Current Research Projects

The Lynn Lee Lab's research is focused on elucidating the mechanisms driving childhood leukemias using functional genomics and cutting-edge molecular biology techniques. Our specific areas of research are as follows:

MBNL1-mediated RNA processing in MLL-rearranged acute leukemia
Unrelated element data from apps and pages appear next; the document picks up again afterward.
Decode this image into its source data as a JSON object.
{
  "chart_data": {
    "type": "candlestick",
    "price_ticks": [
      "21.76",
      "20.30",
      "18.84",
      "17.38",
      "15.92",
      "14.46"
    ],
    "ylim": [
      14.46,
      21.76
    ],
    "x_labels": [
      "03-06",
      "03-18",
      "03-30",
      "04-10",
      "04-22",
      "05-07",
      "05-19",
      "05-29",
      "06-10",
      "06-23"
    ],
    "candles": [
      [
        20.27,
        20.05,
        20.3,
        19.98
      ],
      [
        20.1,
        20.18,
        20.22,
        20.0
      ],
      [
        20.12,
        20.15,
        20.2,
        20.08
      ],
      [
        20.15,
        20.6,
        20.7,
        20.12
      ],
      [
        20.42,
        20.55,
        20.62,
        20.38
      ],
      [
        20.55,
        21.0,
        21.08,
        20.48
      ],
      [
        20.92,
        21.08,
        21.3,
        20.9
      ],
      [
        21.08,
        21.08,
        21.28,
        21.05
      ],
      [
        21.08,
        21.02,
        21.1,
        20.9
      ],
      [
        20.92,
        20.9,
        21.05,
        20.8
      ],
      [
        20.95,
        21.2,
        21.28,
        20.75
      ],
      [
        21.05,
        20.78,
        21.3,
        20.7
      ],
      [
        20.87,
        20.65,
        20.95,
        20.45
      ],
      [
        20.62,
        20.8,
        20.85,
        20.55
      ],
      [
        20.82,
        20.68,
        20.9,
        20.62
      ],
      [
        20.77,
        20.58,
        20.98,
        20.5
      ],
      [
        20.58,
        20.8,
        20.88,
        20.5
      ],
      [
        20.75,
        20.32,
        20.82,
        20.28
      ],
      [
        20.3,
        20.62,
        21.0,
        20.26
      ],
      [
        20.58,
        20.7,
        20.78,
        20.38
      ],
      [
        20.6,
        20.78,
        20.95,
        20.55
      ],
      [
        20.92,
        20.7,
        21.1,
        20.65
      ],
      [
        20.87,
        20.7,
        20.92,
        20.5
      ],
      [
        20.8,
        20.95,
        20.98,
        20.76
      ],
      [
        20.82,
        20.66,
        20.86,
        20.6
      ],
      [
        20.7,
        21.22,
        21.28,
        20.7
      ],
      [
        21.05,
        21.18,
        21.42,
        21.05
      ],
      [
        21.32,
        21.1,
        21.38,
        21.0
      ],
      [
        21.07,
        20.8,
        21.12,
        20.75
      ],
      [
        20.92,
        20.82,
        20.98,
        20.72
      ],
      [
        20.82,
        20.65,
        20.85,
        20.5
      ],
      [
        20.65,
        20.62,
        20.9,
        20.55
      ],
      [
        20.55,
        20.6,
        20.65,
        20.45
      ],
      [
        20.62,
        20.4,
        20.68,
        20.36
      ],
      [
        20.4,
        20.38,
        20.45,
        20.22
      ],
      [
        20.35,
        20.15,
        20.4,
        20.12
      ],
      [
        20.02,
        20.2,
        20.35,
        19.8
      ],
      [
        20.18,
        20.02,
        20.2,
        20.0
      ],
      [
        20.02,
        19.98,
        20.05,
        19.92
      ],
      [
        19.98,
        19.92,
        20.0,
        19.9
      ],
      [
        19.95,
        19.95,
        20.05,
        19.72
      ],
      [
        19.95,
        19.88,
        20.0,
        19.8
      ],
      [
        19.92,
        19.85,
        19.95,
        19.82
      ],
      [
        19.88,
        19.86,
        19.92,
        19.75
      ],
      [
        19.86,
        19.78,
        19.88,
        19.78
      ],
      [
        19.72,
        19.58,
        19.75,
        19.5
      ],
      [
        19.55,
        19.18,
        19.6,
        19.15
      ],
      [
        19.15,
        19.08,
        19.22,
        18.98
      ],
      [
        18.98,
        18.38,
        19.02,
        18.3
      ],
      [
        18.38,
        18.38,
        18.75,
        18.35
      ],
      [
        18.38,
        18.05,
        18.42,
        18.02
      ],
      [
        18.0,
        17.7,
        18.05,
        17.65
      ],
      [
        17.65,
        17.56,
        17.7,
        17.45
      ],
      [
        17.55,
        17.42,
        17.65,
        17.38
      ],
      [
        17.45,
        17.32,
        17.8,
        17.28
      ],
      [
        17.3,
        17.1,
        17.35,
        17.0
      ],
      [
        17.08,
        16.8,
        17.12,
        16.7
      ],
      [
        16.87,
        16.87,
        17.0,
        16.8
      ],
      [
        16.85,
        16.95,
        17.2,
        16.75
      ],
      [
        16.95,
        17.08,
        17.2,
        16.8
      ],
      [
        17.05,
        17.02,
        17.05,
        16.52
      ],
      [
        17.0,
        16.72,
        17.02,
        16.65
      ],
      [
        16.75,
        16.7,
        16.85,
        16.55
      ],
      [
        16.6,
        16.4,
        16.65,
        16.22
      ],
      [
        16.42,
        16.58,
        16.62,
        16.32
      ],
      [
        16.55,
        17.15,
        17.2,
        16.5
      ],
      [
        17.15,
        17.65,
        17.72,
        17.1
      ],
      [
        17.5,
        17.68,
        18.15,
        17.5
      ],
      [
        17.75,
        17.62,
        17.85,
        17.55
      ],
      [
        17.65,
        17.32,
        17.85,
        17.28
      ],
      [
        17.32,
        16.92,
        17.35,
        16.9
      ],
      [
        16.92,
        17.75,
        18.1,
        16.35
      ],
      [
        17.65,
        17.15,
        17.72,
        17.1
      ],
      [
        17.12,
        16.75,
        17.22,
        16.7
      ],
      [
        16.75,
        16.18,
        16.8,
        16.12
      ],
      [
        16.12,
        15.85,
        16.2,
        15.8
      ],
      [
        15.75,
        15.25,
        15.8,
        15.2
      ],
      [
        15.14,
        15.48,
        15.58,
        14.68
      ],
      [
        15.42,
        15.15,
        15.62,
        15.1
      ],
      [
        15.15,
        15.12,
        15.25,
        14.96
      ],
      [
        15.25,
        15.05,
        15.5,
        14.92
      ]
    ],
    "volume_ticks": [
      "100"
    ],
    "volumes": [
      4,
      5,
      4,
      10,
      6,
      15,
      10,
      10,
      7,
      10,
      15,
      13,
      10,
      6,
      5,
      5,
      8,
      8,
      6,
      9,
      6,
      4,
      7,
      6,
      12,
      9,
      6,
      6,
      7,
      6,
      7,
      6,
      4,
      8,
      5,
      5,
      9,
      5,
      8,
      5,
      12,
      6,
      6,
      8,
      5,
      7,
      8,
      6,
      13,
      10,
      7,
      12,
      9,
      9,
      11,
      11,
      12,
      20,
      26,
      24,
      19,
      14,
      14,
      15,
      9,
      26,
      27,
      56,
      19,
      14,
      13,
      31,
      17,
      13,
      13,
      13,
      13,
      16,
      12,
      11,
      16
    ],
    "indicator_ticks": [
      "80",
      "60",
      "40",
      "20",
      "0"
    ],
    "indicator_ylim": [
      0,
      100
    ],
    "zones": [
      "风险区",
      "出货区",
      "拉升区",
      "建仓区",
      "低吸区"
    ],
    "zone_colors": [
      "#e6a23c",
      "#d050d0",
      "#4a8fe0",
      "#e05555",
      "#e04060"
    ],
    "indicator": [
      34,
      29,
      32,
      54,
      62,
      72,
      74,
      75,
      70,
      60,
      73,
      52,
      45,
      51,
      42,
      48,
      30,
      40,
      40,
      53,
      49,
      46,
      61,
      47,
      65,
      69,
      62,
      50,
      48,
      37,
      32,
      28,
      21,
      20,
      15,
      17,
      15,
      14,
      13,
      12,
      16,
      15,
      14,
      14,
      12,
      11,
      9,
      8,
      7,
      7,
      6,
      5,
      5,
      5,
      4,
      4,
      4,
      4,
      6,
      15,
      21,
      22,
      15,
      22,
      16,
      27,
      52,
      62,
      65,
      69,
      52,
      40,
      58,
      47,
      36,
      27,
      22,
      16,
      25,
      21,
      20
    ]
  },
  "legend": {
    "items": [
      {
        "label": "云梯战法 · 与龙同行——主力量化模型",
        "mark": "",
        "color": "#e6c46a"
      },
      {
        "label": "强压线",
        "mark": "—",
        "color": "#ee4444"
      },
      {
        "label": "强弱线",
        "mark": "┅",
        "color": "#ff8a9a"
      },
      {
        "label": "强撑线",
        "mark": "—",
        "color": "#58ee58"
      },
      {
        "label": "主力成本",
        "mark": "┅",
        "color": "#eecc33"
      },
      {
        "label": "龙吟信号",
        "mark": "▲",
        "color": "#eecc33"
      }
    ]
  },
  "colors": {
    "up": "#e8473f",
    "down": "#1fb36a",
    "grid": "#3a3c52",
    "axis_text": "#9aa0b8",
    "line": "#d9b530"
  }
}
Our laboratory recently described how we found the RNA binding protein MBNL1 to be highly upregulated in MLL-rearranged leukemia.  We subsequently showed that knockdown of MBNL1 preferentially resulted in MLL-rearranged leukemia cell death, and in collaboration with Dr. Nathan Salomonis, showed a characteristic missplicing signature that included key genes involved in MLL leukemia pathogenesis.  We are continuing to investigate and better understand our observations using technologies such as long-read sequencing and CLIP-seq. Furthermore, we are developing assays to screen compound libraries for small-molecule inhibitor candidates, with the eventual goal of developing a clinical candidate.

Target discovery with in vivo CRISPR screening in leukemia xenografts

In collaboration with the lab of Dr. Jim Mulloy and their expansive collection of pediatric leukemia xenografts, we have developed methods to optimally perform targeted CRISPR screens in vivo in order to identify novel dependencies and thus therapeutic targets. Our focus has been on high-risk leukemias, such as ETO2/GLIS2-rearranged acute megakaryoblastic leukemia.